## Exercise aim
Every entry below should come back unchanged, except that the pictures are dropped.

───── Given data

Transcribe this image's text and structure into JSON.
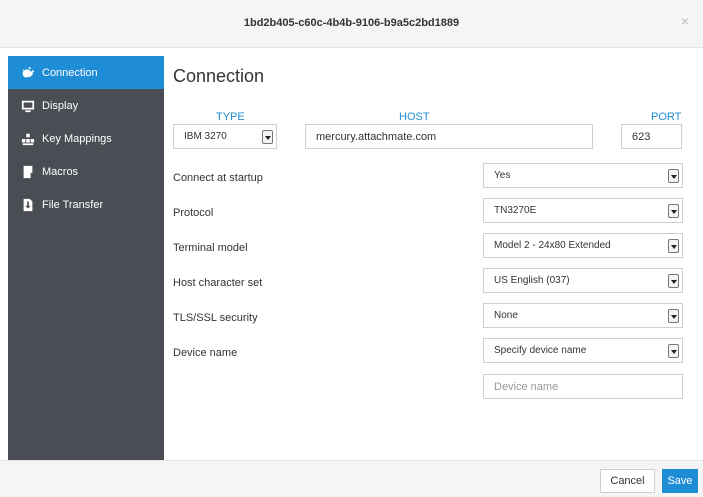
{
  "window": {
    "title": "1bd2b405-c60c-4b4b-9106-b9a5c2bd1889",
    "close_glyph": "×"
  },
  "sidebar": {
    "items": [
      {
        "label": "Connection",
        "icon": "plug-icon",
        "active": true
      },
      {
        "label": "Display",
        "icon": "monitor-icon"
      },
      {
        "label": "Key Mappings",
        "icon": "keyboard-icon"
      },
      {
        "label": "Macros",
        "icon": "script-icon"
      },
      {
        "label": "File Transfer",
        "icon": "file-transfer-icon"
      }
    ]
  },
  "main": {
    "heading": "Connection",
    "type": {
      "label": "TYPE",
      "value": "IBM 3270"
    },
    "host": {
      "label": "HOST",
      "value": "mercury.attachmate.com"
    },
    "port": {
      "label": "PORT",
      "value": "623"
    },
    "fields": [
      {
        "label": "Connect at startup",
        "value": "Yes"
      },
      {
        "label": "Protocol",
        "value": "TN3270E"
      },
      {
        "label": "Terminal model",
        "value": "Model 2 - 24x80 Extended"
      },
      {
        "label": "Host character set",
        "value": "US English (037)"
      },
      {
        "label": "TLS/SSL security",
        "value": "None"
      },
      {
        "label": "Device name",
        "value": "Specify device name"
      }
    ],
    "device_name_placeholder": "Device name"
  },
  "footer": {
    "cancel_label": "Cancel",
    "save_label": "Save"
  },
  "colors": {
    "accent": "#1f8dd6",
    "sidebar_bg": "#4a4e54"
  }
}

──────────

## Your solution
Transcribe this image's text and structure into JSON.
{
  "window": {
    "title": "1bd2b405-c60c-4b4b-9106-b9a5c2bd1889",
    "close_glyph": "×"
  },
  "sidebar": {
    "items": [
      {
        "label": "Connection",
        "icon": "plug-icon",
        "active": true
      },
      {
        "label": "Display",
        "icon": "monitor-icon"
      },
      {
        "label": "Key Mappings",
        "icon": "keyboard-icon"
      },
      {
        "label": "Macros",
        "icon": "script-icon"
      },
      {
        "label": "File Transfer",
        "icon": "file-transfer-icon"
      }
    ]
  },
  "main": {
    "heading": "Connection",
    "type": {
      "label": "TYPE",
      "value": "IBM 3270"
    },
    "host": {
      "label": "HOST",
      "value": "mercury.attachmate.com"
    },
    "port": {
      "label": "PORT",
      "value": "623"
    },
    "fields": [
      {
        "label": "Connect at startup",
        "value": "Yes"
      },
      {
        "label": "Protocol",
        "value": "TN3270E"
      },
      {
        "label": "Terminal model",
        "value": "Model 2 - 24x80 Extended"
      },
      {
        "label": "Host character set",
        "value": "US English (037)"
      },
      {
        "label": "TLS/SSL security",
        "value": "None"
      },
      {
        "label": "Device name",
        "value": "Specify device name"
      }
    ],
    "device_name_placeholder": "Device name"
  },
  "footer": {
    "cancel_label": "Cancel",
    "save_label": "Save"
  },
  "colors": {
    "accent": "#1f8dd6",
    "sidebar_bg": "#4a4e54"
  }
}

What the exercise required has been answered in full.